### About this task
What is needed is an exact copy of the entries, with the pictures excluded.

### Data under study
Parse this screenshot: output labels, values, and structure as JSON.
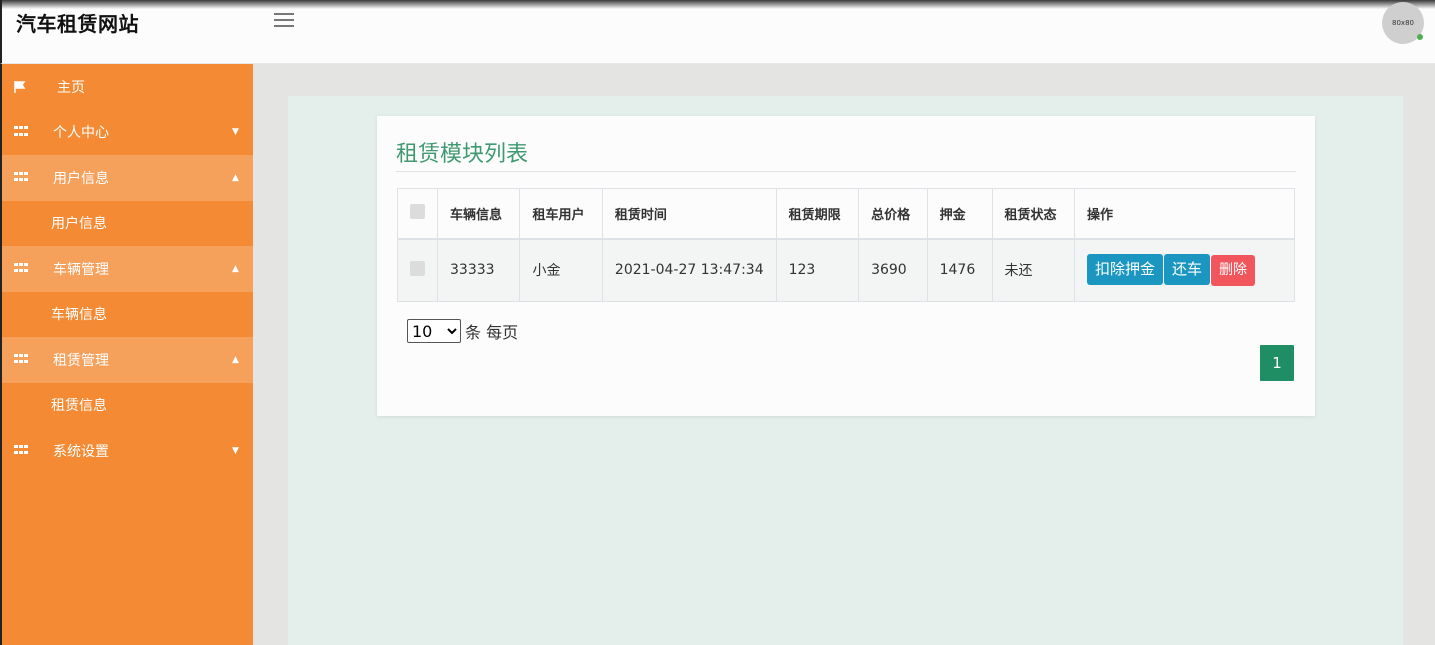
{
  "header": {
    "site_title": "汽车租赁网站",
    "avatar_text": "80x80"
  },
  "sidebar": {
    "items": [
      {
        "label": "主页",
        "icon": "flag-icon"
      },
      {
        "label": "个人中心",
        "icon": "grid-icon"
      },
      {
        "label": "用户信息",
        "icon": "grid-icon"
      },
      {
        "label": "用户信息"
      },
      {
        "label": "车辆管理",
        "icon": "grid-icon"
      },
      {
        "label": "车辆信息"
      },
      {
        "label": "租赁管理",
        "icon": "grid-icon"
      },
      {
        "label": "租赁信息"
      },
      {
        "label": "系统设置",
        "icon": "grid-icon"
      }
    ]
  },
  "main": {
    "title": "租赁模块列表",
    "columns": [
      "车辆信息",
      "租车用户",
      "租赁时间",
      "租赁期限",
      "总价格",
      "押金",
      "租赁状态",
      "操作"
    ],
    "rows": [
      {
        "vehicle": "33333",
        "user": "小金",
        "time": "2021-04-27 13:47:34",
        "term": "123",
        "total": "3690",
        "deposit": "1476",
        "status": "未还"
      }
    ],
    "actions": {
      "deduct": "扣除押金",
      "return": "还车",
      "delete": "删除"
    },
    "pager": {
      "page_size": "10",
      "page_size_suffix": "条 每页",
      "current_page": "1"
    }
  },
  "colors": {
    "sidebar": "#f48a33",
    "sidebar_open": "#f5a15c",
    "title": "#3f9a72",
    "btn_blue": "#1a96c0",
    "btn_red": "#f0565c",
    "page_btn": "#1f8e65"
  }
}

### Response
Parse this screenshot: output labels, values, and structure as JSON.
{
  "header": {
    "site_title": "汽车租赁网站",
    "avatar_text": "80x80"
  },
  "sidebar": {
    "items": [
      {
        "label": "主页",
        "icon": "flag-icon"
      },
      {
        "label": "个人中心",
        "icon": "grid-icon"
      },
      {
        "label": "用户信息",
        "icon": "grid-icon"
      },
      {
        "label": "用户信息"
      },
      {
        "label": "车辆管理",
        "icon": "grid-icon"
      },
      {
        "label": "车辆信息"
      },
      {
        "label": "租赁管理",
        "icon": "grid-icon"
      },
      {
        "label": "租赁信息"
      },
      {
        "label": "系统设置",
        "icon": "grid-icon"
      }
    ]
  },
  "main": {
    "title": "租赁模块列表",
    "columns": [
      "车辆信息",
      "租车用户",
      "租赁时间",
      "租赁期限",
      "总价格",
      "押金",
      "租赁状态",
      "操作"
    ],
    "rows": [
      {
        "vehicle": "33333",
        "user": "小金",
        "time": "2021-04-27 13:47:34",
        "term": "123",
        "total": "3690",
        "deposit": "1476",
        "status": "未还"
      }
    ],
    "actions": {
      "deduct": "扣除押金",
      "return": "还车",
      "delete": "删除"
    },
    "pager": {
      "page_size": "10",
      "page_size_suffix": "条 每页",
      "current_page": "1"
    }
  },
  "colors": {
    "sidebar": "#f48a33",
    "sidebar_open": "#f5a15c",
    "title": "#3f9a72",
    "btn_blue": "#1a96c0",
    "btn_red": "#f0565c",
    "page_btn": "#1f8e65"
  }
}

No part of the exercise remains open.